In the most recent twist in a long-running legal battle between the two tech giants, the trial focuses on three of Qualcomm’s technology patents that the chipmaker accused Apple of using in some iPhone models without its consent. The company argued that the number is calculated from $1.40 per iPhone that carries the infringed tech.
Three patents centered this time include one that enables faster Internet connection when turning the device on, one that enhances battery life and graphics processing, and the other boosts download data by directing traffic between the modem and the chip.
While $31 million is no considerable a number to a trillion company, a victory in this lawsuit would help Qualcomm confirm consolidate its reputation as a pioneer regarding mobile components.
Behind the calculation is managing director and economist Patrick Kennedy of Torrey Partners which was called by Qualcomm to the trial as an expert witness. He counted the damages for iPhone sold from July 2017 with Intel chips. In 2016, Apple started using Intel modems instead of Qualcomm modems for the iPhone 7 and iPhone 7 Plus. Now, Apple has used Intel modems for all of its latest iPhone models.
Apple counsel Joe Muller, in cross-examination, said that Kennedy overstated the patented technology.
At the current stage, the trial has focused more on the technical aspect rather than the legal aspect. Apple’s counsel said on Friday that a key witness would appear to testify after yesterday when he said he had backed out.
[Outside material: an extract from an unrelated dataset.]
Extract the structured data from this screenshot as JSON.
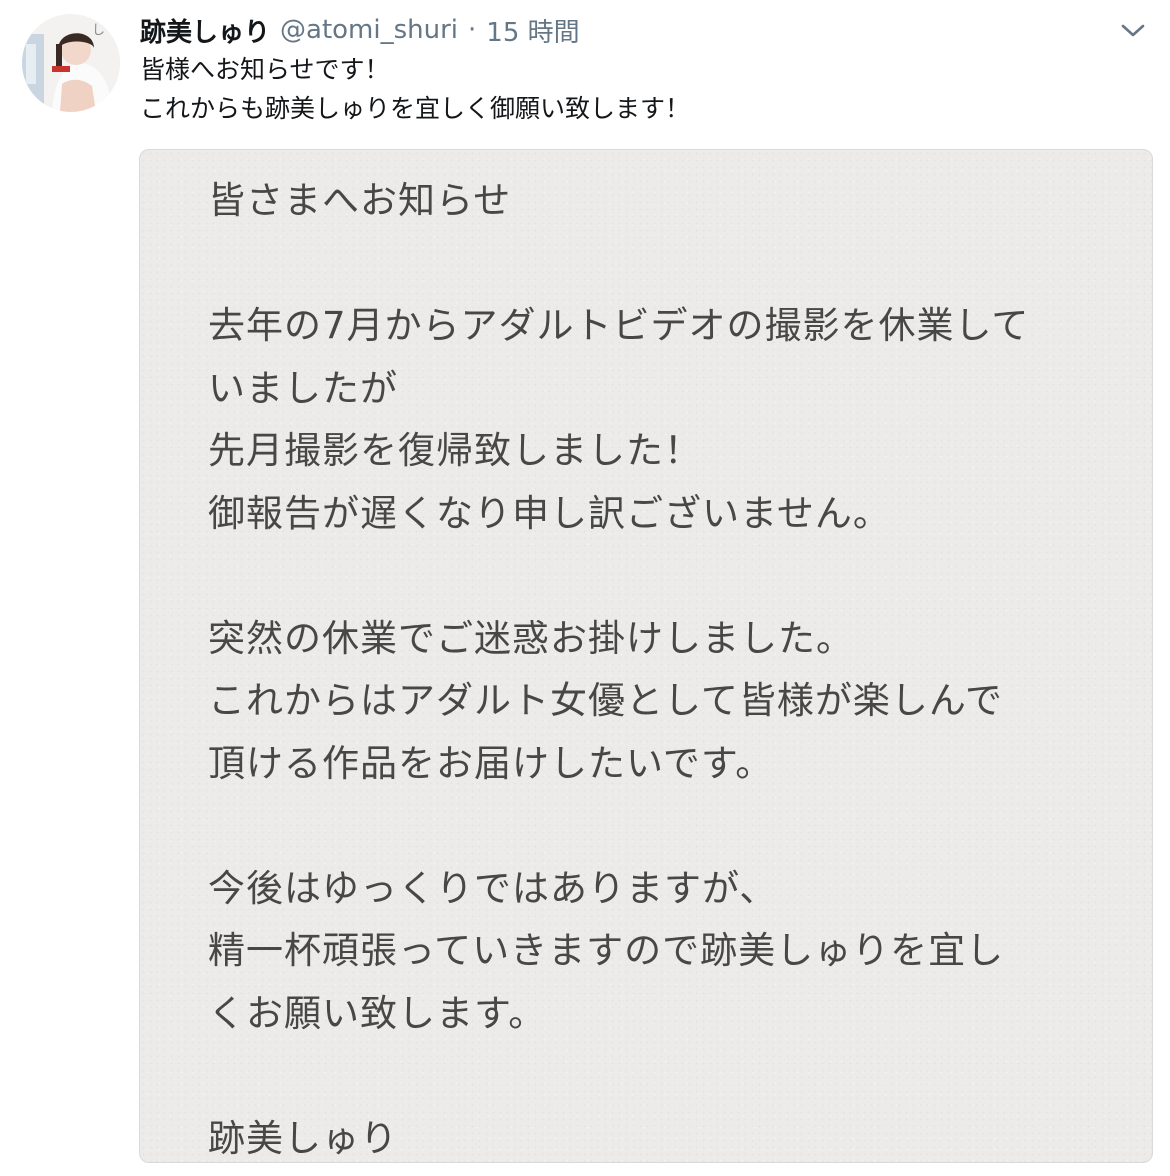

The iPhone maker has argued that its former engineer co-invented one of the three technologies and should be included in the patent. On Thursday, however, the company said that Siva would not testify.